● **Records**
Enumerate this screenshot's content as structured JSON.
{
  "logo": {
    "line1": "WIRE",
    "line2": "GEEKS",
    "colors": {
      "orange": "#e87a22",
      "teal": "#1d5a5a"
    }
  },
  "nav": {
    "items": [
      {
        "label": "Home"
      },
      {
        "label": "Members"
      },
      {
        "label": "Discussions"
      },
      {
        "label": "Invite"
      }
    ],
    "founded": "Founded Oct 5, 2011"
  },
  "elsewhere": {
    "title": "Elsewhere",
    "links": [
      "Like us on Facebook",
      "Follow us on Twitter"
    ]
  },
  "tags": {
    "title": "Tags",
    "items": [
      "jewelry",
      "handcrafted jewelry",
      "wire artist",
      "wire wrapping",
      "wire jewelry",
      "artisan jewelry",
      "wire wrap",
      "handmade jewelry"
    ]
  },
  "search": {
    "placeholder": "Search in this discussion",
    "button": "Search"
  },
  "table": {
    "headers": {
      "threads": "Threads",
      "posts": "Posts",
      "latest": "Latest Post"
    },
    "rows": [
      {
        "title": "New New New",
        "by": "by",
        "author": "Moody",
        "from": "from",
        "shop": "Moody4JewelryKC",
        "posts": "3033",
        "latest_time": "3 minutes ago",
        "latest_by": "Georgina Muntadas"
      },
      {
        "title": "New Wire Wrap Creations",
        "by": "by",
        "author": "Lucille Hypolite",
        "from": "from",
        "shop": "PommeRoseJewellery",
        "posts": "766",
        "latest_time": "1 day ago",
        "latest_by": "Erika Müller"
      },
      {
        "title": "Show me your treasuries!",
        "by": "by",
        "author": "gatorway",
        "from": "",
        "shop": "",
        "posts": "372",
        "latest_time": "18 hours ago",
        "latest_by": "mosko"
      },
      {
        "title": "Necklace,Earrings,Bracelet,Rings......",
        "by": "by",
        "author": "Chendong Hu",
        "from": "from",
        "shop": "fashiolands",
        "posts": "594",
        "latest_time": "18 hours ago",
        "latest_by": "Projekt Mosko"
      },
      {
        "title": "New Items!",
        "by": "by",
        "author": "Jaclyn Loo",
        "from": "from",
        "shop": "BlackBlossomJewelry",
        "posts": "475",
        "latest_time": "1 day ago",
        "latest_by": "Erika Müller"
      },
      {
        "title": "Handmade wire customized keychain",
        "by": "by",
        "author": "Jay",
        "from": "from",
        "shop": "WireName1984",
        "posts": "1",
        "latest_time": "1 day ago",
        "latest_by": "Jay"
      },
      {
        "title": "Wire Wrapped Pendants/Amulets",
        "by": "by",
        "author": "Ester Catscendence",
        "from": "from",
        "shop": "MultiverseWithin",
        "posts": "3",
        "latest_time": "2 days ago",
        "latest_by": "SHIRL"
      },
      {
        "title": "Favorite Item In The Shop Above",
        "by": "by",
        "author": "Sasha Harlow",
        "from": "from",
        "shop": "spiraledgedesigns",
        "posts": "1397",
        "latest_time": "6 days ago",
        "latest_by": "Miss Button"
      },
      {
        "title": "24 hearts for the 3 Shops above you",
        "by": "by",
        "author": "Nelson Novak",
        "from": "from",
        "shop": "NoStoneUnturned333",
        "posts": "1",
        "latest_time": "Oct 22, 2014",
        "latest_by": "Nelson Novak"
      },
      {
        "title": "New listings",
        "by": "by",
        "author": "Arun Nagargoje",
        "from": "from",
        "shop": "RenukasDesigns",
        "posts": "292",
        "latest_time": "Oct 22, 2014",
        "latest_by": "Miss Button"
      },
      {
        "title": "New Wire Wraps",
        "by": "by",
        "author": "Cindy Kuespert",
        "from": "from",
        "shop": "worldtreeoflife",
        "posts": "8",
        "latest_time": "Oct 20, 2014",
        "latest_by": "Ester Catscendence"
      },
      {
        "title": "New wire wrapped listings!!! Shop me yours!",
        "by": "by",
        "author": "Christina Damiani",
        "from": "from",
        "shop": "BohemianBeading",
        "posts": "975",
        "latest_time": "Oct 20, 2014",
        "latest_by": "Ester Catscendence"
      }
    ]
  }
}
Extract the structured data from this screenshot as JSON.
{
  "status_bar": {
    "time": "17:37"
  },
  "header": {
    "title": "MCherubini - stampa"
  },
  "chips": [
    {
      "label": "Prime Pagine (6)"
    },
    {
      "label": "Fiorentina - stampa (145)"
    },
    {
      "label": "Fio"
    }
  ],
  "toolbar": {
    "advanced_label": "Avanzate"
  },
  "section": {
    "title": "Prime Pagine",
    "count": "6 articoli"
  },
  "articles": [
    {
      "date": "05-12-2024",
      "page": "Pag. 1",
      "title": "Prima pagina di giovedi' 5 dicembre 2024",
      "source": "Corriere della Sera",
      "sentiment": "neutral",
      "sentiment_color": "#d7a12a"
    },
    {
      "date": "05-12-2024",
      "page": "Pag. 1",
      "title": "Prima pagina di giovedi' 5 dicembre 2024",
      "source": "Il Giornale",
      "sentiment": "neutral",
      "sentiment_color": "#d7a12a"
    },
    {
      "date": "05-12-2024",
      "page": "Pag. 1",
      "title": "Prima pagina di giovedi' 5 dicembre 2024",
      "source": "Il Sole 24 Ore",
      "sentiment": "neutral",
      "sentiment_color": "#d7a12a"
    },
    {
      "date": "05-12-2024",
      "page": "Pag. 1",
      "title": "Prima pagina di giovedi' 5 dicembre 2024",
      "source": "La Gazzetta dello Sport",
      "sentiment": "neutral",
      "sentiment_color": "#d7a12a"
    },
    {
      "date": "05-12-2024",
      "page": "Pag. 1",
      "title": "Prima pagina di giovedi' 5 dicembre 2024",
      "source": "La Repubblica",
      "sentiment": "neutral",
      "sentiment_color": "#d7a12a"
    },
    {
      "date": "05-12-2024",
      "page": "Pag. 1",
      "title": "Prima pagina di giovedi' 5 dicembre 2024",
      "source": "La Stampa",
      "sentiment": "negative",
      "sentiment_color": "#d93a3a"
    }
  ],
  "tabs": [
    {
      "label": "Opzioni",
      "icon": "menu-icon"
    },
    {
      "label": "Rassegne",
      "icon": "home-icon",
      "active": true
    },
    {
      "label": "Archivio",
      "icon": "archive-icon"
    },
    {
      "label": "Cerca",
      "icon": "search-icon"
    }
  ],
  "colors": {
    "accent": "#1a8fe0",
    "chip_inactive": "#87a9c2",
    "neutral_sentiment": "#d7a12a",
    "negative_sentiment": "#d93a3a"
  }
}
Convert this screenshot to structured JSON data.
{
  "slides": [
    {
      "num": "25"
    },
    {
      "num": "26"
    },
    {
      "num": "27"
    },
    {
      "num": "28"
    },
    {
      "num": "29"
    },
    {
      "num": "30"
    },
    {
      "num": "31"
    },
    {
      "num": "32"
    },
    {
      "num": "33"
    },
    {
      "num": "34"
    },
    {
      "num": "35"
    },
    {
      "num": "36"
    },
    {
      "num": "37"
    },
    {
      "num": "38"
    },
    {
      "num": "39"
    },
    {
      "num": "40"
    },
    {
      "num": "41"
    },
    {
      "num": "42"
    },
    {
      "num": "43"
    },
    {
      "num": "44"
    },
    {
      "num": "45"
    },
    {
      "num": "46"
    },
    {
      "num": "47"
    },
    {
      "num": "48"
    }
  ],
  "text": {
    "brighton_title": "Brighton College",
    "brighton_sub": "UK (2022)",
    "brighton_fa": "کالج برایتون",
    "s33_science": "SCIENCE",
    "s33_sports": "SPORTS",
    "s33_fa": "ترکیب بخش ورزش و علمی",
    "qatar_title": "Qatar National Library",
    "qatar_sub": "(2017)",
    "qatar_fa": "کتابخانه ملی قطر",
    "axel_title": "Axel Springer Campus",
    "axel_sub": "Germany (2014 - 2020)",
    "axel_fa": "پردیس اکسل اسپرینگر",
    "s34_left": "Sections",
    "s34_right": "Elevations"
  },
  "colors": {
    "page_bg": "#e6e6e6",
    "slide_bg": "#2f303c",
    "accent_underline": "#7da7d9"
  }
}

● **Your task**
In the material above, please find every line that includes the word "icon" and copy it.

● **Written response**
      "icon": "menu-icon"
      "icon": "home-icon",
      "icon": "archive-icon"
      "icon": "search-icon"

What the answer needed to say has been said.